**Exercise goal**
The lines you return must be all those in the data that hold the string "photo".

(Data items)
───
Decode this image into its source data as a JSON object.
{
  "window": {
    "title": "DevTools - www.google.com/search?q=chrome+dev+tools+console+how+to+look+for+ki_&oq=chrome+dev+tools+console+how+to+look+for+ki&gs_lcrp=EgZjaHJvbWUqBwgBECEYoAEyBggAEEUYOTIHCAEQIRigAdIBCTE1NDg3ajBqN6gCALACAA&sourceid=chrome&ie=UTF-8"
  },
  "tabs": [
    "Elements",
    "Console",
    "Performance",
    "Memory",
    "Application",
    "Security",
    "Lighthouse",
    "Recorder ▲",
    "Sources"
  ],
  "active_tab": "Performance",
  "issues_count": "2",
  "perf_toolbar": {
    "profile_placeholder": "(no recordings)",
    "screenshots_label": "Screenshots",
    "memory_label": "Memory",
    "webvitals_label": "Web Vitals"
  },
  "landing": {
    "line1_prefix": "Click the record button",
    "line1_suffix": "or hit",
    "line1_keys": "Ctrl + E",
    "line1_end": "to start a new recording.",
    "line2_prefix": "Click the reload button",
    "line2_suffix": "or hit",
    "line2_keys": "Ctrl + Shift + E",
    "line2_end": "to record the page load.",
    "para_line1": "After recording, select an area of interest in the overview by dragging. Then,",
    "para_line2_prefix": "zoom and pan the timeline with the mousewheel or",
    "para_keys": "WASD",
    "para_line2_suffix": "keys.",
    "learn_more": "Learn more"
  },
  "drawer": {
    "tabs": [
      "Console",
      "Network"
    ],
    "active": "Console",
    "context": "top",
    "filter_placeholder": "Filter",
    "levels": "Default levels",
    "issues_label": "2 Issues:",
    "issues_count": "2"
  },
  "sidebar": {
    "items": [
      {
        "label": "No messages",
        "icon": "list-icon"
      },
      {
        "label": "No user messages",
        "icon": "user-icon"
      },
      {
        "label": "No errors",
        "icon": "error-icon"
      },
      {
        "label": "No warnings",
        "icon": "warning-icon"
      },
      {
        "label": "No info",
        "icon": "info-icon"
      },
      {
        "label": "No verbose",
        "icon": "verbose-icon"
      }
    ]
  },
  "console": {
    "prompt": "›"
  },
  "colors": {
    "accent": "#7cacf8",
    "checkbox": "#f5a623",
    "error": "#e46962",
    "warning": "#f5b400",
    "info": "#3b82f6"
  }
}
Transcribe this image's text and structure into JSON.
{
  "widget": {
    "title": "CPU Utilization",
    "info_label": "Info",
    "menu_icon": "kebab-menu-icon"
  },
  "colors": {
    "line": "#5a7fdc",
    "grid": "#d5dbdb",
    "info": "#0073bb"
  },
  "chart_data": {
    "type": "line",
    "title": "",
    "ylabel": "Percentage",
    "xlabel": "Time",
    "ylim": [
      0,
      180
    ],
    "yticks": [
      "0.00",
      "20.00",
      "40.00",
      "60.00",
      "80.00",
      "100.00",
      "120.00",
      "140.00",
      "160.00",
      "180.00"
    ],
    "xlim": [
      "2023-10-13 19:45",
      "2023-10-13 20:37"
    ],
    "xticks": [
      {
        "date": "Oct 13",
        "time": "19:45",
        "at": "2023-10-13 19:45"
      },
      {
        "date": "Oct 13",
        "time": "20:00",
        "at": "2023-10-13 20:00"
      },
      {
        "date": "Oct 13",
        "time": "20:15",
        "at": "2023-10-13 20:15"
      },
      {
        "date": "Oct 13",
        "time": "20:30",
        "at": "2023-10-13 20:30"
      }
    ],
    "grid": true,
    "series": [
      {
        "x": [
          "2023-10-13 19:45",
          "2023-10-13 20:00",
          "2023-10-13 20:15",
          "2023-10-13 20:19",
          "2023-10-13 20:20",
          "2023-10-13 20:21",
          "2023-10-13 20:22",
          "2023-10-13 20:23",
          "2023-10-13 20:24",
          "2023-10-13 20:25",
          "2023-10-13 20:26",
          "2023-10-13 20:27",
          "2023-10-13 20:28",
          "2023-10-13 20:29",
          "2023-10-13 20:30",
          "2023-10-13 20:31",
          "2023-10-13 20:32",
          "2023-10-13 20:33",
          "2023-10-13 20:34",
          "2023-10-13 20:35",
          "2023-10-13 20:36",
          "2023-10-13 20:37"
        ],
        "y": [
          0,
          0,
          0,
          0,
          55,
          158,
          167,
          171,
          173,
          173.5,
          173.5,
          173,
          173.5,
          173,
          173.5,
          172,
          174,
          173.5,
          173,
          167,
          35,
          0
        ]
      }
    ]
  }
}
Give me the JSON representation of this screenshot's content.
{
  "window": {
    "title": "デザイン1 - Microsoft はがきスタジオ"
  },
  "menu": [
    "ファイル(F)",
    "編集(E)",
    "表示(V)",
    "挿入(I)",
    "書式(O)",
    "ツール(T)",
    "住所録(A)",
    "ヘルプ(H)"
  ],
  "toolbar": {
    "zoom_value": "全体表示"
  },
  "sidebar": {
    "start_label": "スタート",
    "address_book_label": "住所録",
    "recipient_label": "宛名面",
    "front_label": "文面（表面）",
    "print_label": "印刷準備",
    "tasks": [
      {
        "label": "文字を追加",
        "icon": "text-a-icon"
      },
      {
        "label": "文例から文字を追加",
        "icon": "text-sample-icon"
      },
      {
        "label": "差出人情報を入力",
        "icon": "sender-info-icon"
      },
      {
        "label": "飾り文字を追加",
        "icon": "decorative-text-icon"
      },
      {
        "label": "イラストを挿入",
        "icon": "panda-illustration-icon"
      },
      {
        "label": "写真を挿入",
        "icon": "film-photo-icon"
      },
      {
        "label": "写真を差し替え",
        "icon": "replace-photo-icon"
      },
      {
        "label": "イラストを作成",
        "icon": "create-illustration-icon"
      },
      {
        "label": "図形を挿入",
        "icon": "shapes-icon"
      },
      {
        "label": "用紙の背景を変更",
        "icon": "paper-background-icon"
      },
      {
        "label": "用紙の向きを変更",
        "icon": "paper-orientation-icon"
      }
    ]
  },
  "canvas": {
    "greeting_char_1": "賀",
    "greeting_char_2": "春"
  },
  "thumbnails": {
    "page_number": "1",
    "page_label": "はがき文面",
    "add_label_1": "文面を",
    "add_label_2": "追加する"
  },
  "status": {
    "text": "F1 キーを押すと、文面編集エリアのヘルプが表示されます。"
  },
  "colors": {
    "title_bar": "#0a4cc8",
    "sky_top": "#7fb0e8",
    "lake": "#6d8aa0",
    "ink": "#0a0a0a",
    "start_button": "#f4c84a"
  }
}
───
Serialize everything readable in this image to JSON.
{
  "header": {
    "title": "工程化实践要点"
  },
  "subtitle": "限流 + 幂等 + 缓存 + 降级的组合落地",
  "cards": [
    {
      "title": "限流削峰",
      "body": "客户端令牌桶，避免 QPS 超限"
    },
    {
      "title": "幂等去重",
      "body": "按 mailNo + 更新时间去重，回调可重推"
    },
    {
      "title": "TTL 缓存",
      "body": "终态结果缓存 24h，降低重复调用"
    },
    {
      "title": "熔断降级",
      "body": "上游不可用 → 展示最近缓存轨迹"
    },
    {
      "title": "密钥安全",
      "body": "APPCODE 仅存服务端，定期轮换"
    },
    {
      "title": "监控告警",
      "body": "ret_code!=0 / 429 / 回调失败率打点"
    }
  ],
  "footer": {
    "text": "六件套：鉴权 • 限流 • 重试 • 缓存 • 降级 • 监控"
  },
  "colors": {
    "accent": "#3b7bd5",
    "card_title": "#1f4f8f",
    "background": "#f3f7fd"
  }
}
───
**Exercise result**
        "icon": "film-photo-icon"
        "icon": "replace-photo-icon"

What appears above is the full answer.